Sex Roles, Vol. 40, Nos. 3/ 4, 1999
Gender Differences in Emotional Language in
Children’s Picture Books
Clary A . Tepper
and Kimberly Wright Cassidy
Bryn Mawr College
Numerous examinations of children’s picture books ha
e found that they
are gender biased against females in term s of character pre
alence in titles,
pictures and central role, and in the type of acti
ities engaged in by characters.
This study examined a different potential area of gender stereotyping, gender
differences in emotional language. Books that were read to /by a sample
of primarily Caucasian preschool children during a one-week period were
examined for e
idence of stereotyping. Analysis of character pre
indicated that males had higher representation in titles, pictures and central
role. Contrary to expectation, males and females were associated with equal
amounts of emotional language. In addition, no differences were found in
the types of emotional words associated with males and females.

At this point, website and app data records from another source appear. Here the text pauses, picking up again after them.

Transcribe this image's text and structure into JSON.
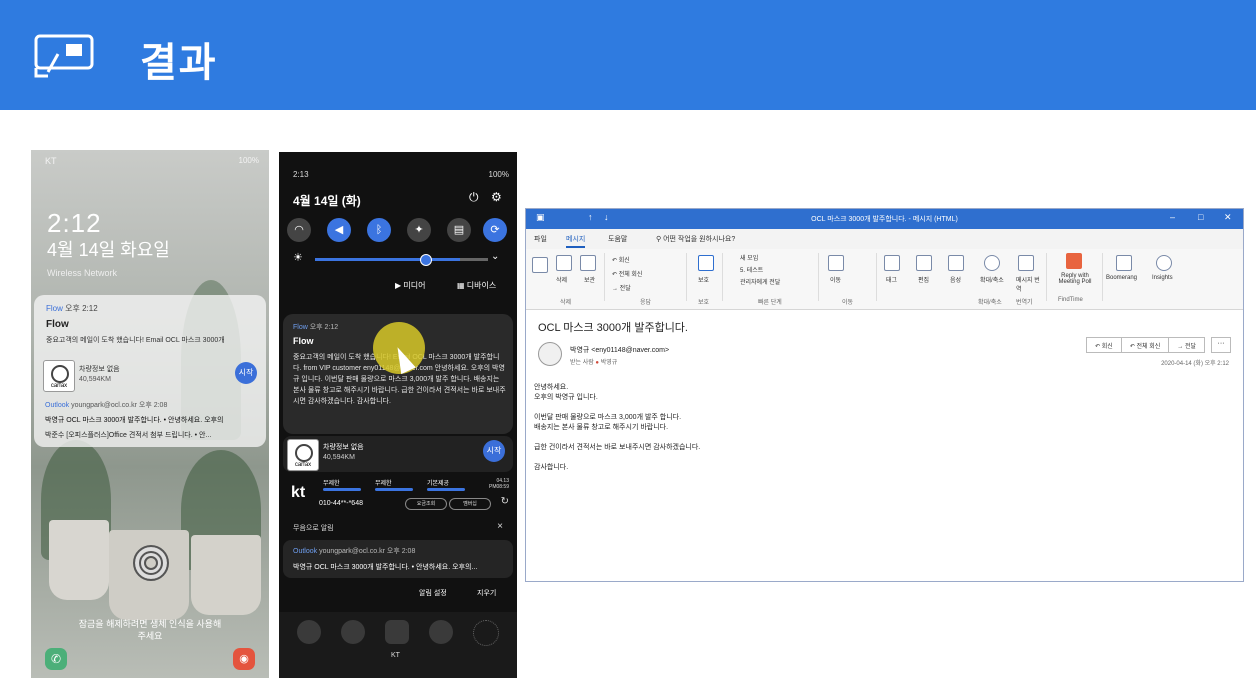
{
  "header": {
    "title": "결과",
    "bg": "#2f7be0"
  },
  "phone1": {
    "carrier": "KT",
    "status_right": "100%",
    "time": "2:12",
    "date": "4월 14일 화요일",
    "network": "Wireless Network",
    "notif_meta_app": "Flow",
    "notif_meta_time": "오후 2:12",
    "notif_title": "Flow",
    "notif_body": "중요고객의 메일이 도착 했습니다! Email OCL 마스크 3000개",
    "car_title": "차량정보 없음",
    "car_km": "40,594KM",
    "start_btn": "시작",
    "carfax": "carfax",
    "outlook_app": "Outlook",
    "outlook_from": "youngpark@ocl.co.kr",
    "outlook_time": "오후 2:08",
    "mail1": "박영규 OCL 마스크 3000개 발주합니다. • 안녕하세요. 오후의",
    "mail2": "박준수 [오피스플러스]Office 견적서 첨부 드립니다. • 안...",
    "unlock_text_1": "잠금을 해제하려면 생체 인식을 사용해",
    "unlock_text_2": "주세요",
    "phone_icon": "phone-icon",
    "camera_icon": "camera-icon"
  },
  "phone2": {
    "time": "2:13",
    "status_right": "100%",
    "date": "4월 14일 (화)",
    "media_label": "미디어",
    "device_label": "디바이스",
    "notif_meta_app": "Flow",
    "notif_meta_time": "오후 2:12",
    "notif_title": "Flow",
    "notif_body": "중요고객의 메일이 도착 했습니다! Email OCL 마스크 3000개 발주합니다. from VIP customer eny01148@naver.com 안녕하세요. 오후의 박영규 입니다. 이번달 판매 물량으로 마스크 3,000개 발주 합니다. 배송지는 본사 물류 창고로 해주시기 바랍니다. 급한 건이라서 견적서는 바로 보내주시면 감사하겠습니다. 감사합니다.",
    "car_title": "차량정보 없음",
    "car_km": "40,594KM",
    "start_btn": "시작",
    "carfax": "carfax",
    "kt_logo": "kt",
    "kt_cols": [
      "무제한",
      "무제한",
      "기본제공"
    ],
    "kt_number": "010-44**-*648",
    "kt_btn1": "요금조회",
    "kt_btn2": "멤버십",
    "kt_time": "04.13 PM08:59",
    "silent_label": "무음으로 알림",
    "mail_app": "Outlook",
    "mail_from": "youngpark@ocl.co.kr",
    "mail_time": "오후 2:08",
    "mail_line": "박영규 OCL 마스크 3000개 발주합니다. • 안녕하세요. 오후의...",
    "alarm_settings": "알림 설정",
    "clear": "지우기",
    "dock_label": "KT"
  },
  "outlook": {
    "window_title": "OCL 마스크 3000개 발주합니다. - 메시지 (HTML)",
    "tabs": [
      "파일",
      "메시지",
      "도움말"
    ],
    "tell_me": "어떤 작업을 원하시나요?",
    "ribbon": {
      "delete": "삭제",
      "archive": "보관",
      "reply": "회신",
      "reply_all": "전체 회신",
      "forward": "전달",
      "group_delete": "삭제",
      "group_respond": "응답",
      "protect": "보호",
      "group_protect": "보호",
      "quick1": "새 모임",
      "quick2": "5. 테스트",
      "quick3": "관리자에게 전달",
      "group_quick": "빠른 단계",
      "move": "이동",
      "group_move": "이동",
      "tags": "태그",
      "edit": "편집",
      "voice": "음성",
      "zoom": "확대/축소",
      "group_zoom": "확대/축소",
      "translate": "메시지 번역",
      "group_translate": "번역기",
      "reply_meeting": "Reply with Meeting Poll",
      "group_findtime": "FindTime",
      "boomerang": "Boomerang",
      "insights": "Insights"
    },
    "subject": "OCL 마스크 3000개 발주합니다.",
    "from": "박영규 <eny01148@naver.com>",
    "to_label": "받는 사람",
    "to_name": "박영규",
    "btn_reply": "회신",
    "btn_reply_all": "전체 회신",
    "btn_forward": "전달",
    "date": "2020-04-14 (화) 오후 2:12",
    "body": [
      "안녕하세요.",
      "오후의 박영규 입니다.",
      "",
      "이번달 판매 물량으로 마스크 3,000개 발주 합니다.",
      "배송지는 본사 물류 창고로 해주시기 바랍니다.",
      "",
      "급한 건이라서 견적서는 바로 보내주시면 감사하겠습니다.",
      "",
      "감사합니다."
    ]
  }
}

During the preschool years, children develop knowledge about gender-role
identity and gender stereotypes. By the age of thre e, children are able to
distinguish males from females, and by the age of ® ve, many children have
already formed strong gender stereotype s (Serbin, Powlishta & Gulko,
1993) . These gender stereotypes are constructe d, shaped and maintaine d
by societal values. Literature and storyte lling are key ways through which
children may learn societal values. Books may help provide the basic model
by which children form ideas about themselves as well as about other
people (Rachlin & Vogt, 1974). For many years, books have de® ned the
standards of masculine and feminine role development (Peterson & Lach,
This research was supported by a faculty grant from Bryn Mawr College to the second author.
The authors wish to thank the children, parents, and teachers at the Phebe Anna Thorne
School of Bryn Mawr, PA, Our Lady of Fatima of Secane, PA, and the Scooter School of
Chester, CT, for their participation in this project. They also wish to thank Leslie Rescorla
and Mary Rourke for their helpful comments on the manuscript.
To whom correspondence should be addressed at West House, Bryn Mawr College, 101 N.
Merion Ave., Bryn Mawr, PA 19010; e-mail: email@example.com
1999 P lenum Publishing Corporation